For those not in the know, chillwave is a subgenre of indie filled with retro pop sounds and low tempos. As a fan told me after the show, the bass sound is right out of 1970s porn—which I guess is a micro-retro genre in itself.
Palomo packed Pappy’s with a young crowd—a more diverse group than one would normally see in Pioneertown: Cool Latino urban kids from the OC and L.A. filled the audience.
Immediately apparent was Alan Palomo’s charm. If I properly interpreted the gazes coming from some in the front row, they varied from “Marry me, please!” to “(Censored) me please, right now!” His confidence was outshined only by his smooth sashaying onstage, complemented by the incredible musicians backing him.
The show started a little after 10 p.m. “Well, this is intimate; any way of killing the front lights?” Palomo asked. The stage turned purple—making things, unfortunately for me, almost impossible to photograph.
A few drum strokes into the set, a wedge near the drummer fell to the ground—one of a series of little mishaps during the performance. Another: A few songs into the incredible show, the bass player cut his finger.
“At least the bass is red,” the lead singer noted.

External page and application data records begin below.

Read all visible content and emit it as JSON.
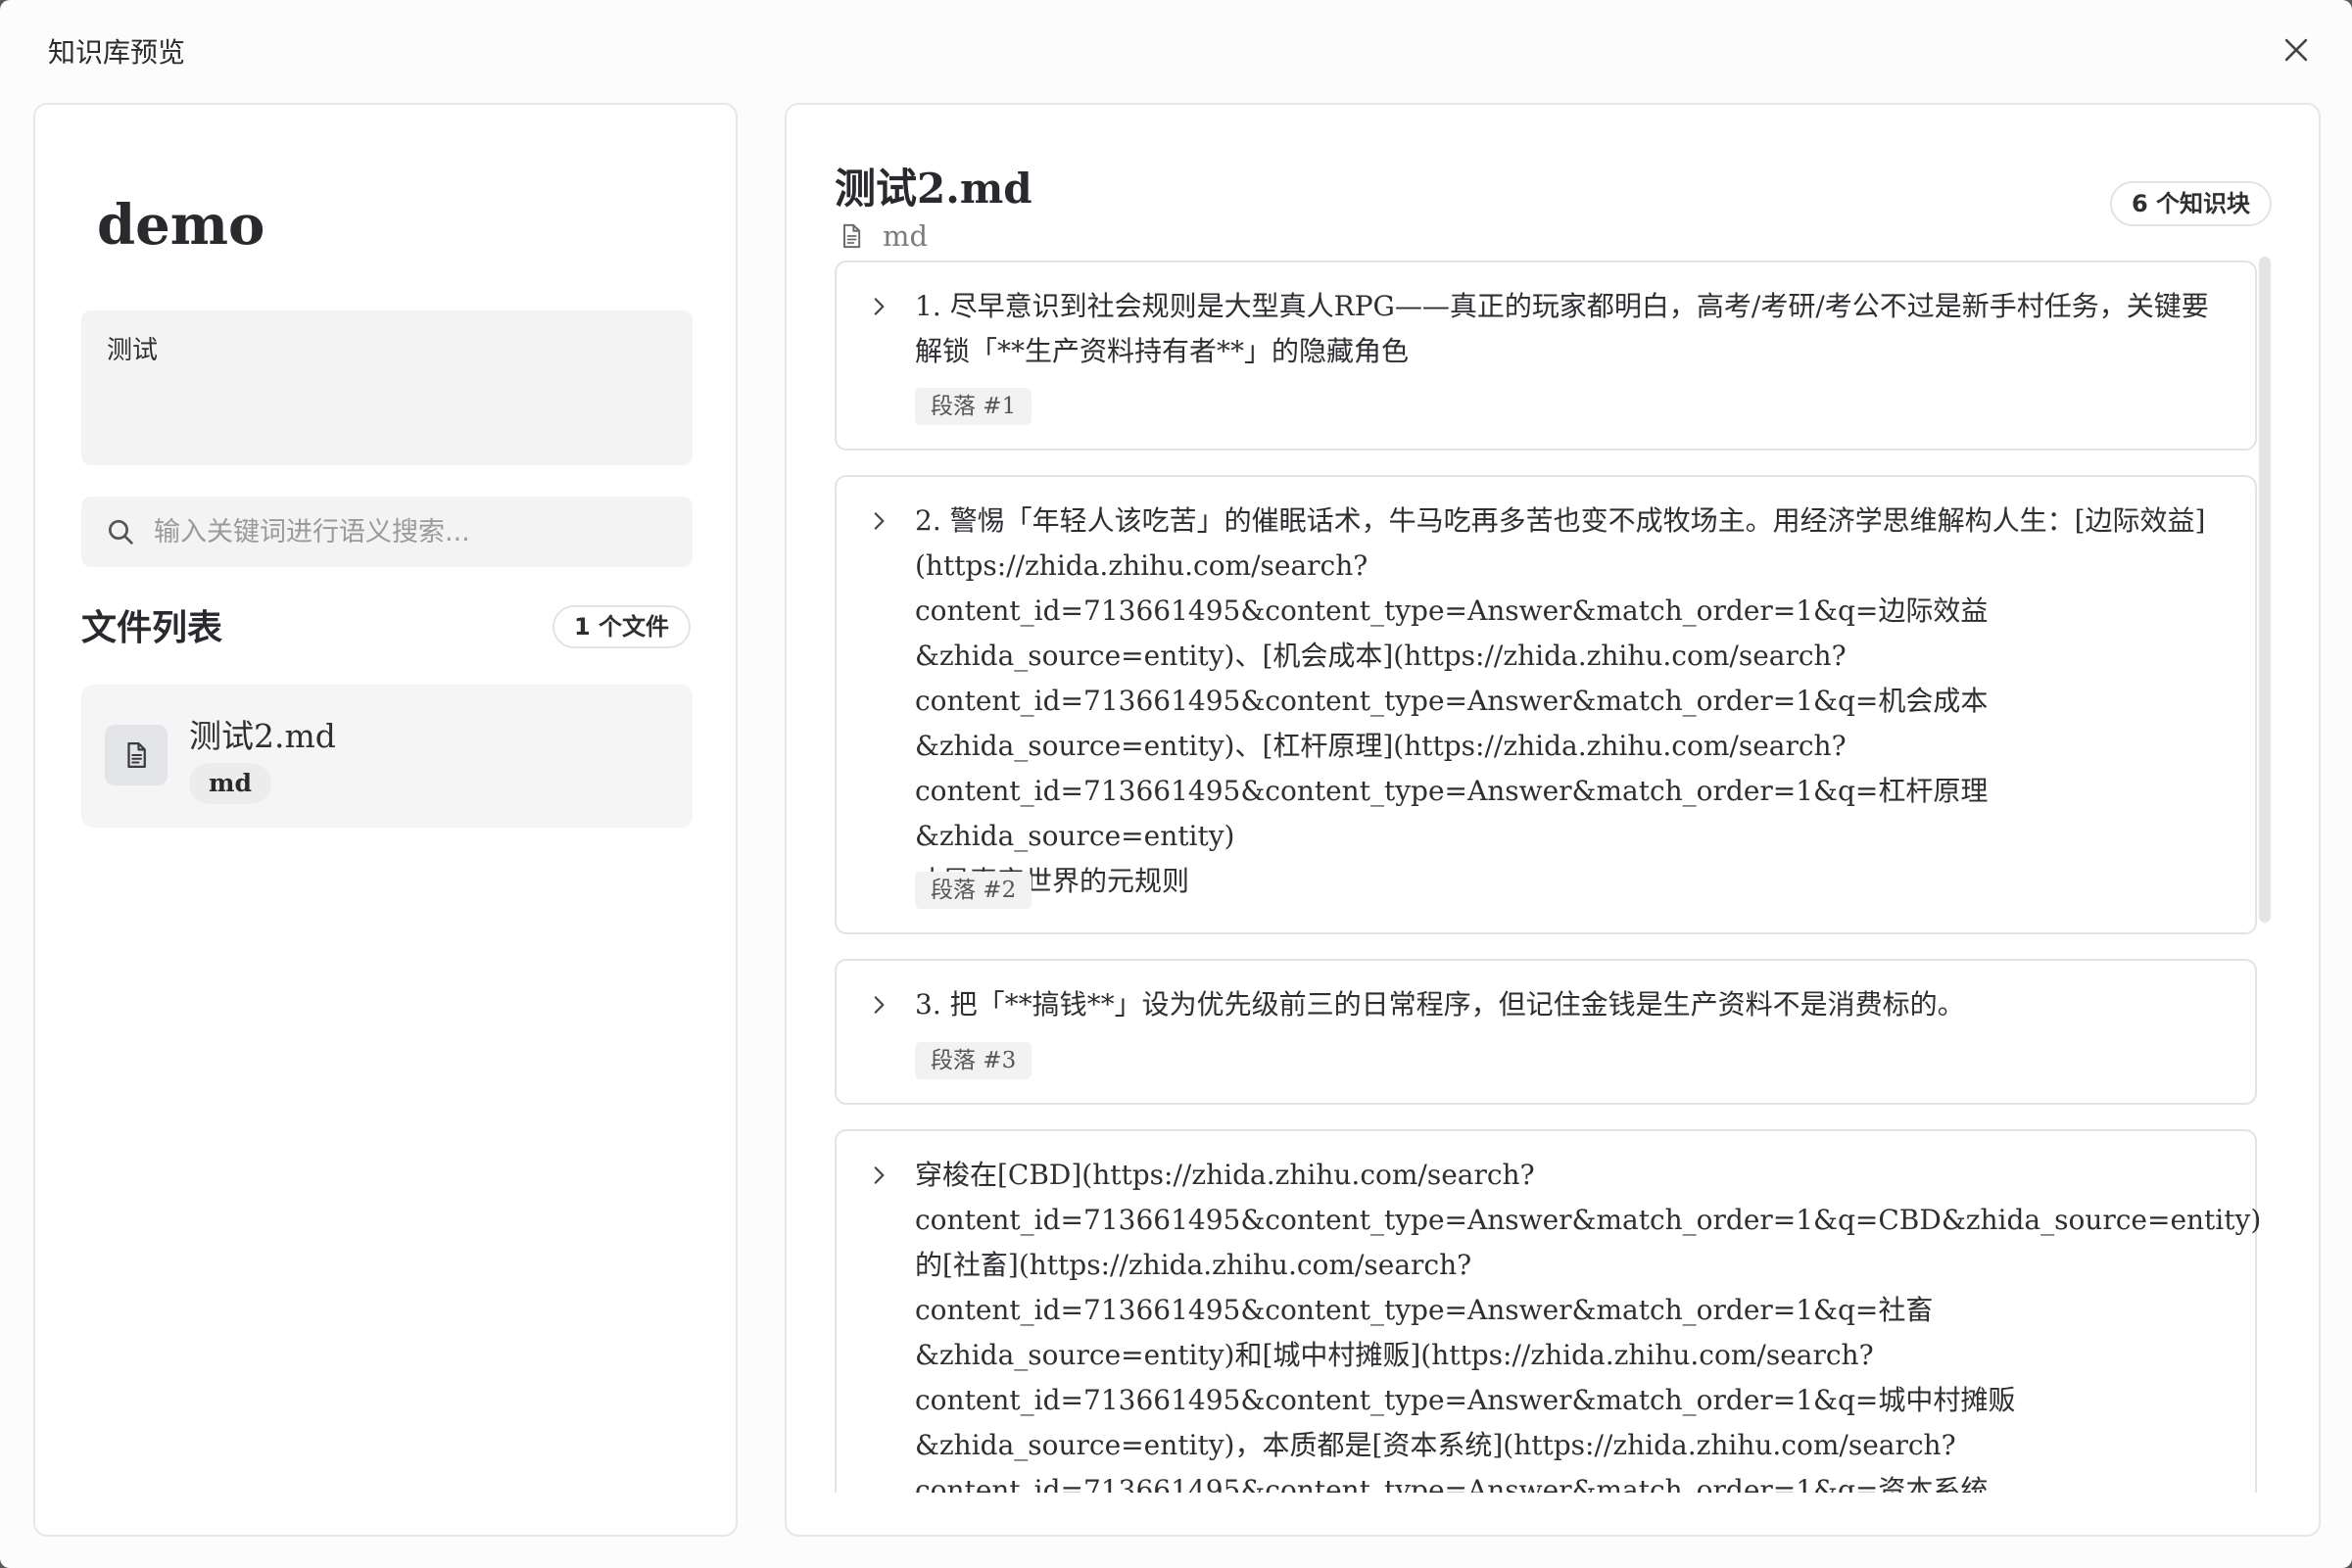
{
  "dialog": {
    "title": "知识库预览",
    "close_icon": "close-icon"
  },
  "left": {
    "kb_name": "demo",
    "description": "测试",
    "search_placeholder": "输入关键词进行语义搜索...",
    "file_list_title": "文件列表",
    "file_count": "1 个文件",
    "files": [
      {
        "name": "测试2.md",
        "type": "md",
        "icon": "document-icon"
      }
    ]
  },
  "right": {
    "doc_title": "测试2.md",
    "doc_type": "md",
    "chunk_count": "6 个知识块",
    "chunks": [
      {
        "text": "1. 尽早意识到社会规则是大型真人RPG——真正的玩家都明白，高考/考研/考公不过是新手村任务，关键要解锁「**生产资料持有者**」的隐藏角色",
        "tag": "段落 #1"
      },
      {
        "text": "2. 警惕「年轻人该吃苦」的催眠话术，牛马吃再多苦也变不成牧场主。用经济学思维解构人生：[边际效益](https://zhida.zhihu.com/search?\ncontent_id=713661495&content_type=Answer&match_order=1&q=边际效益\n&zhida_source=entity)、[机会成本](https://zhida.zhihu.com/search?\ncontent_id=713661495&content_type=Answer&match_order=1&q=机会成本\n&zhida_source=entity)、[杠杆原理](https://zhida.zhihu.com/search?\ncontent_id=713661495&content_type=Answer&match_order=1&q=杠杆原理&zhida_source=entity)\n才是真实世界的元规则",
        "tag": "段落 #2"
      },
      {
        "text": "3. 把「**搞钱**」设为优先级前三的日常程序，但记住金钱是生产资料不是消费标的。",
        "tag": "段落 #3"
      },
      {
        "text": "穿梭在[CBD](https://zhida.zhihu.com/search?\ncontent_id=713661495&content_type=Answer&match_order=1&q=CBD&zhida_source=entity)的[社畜](https://zhida.zhihu.com/search?\ncontent_id=713661495&content_type=Answer&match_order=1&q=社畜&zhida_source=entity)和[城中村摊贩](https://zhida.zhihu.com/search?\ncontent_id=713661495&content_type=Answer&match_order=1&q=城中村摊贩\n&zhida_source=entity)，本质都是[资本系统](https://zhida.zhihu.com/search?\ncontent_id=713661495&content_type=Answer&match_order=1&q=资本系统&zhida_source=entity)",
        "tag": ""
      }
    ]
  }
}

As Big Dave the bouncer—an excellent bass player himself—helped tend to the bassist’s wounds, Palomo declared: “Now that I am warmed up, we can dance!”
The set list included “The Glitzy Hive,” “Dear Skorpio Magazine” and “Annie,” and Neon Indian performed with furious passion. Palomo pumped up the crowd by saying, “Esta es para los Mexicanos que estan aqui” (“This is for the Mexicans who are here”), as he dedicated “61 Cygni Ave.”
With a “Thank you so much,” Palomo signaled that the end was near … as another piece of equipment fell.
After leaving for a slight moment, Neon Indian returned to the stage. “We gotta make that shit count!” he said as he ended the show with a precious cover of Prince’s “Pop Life.”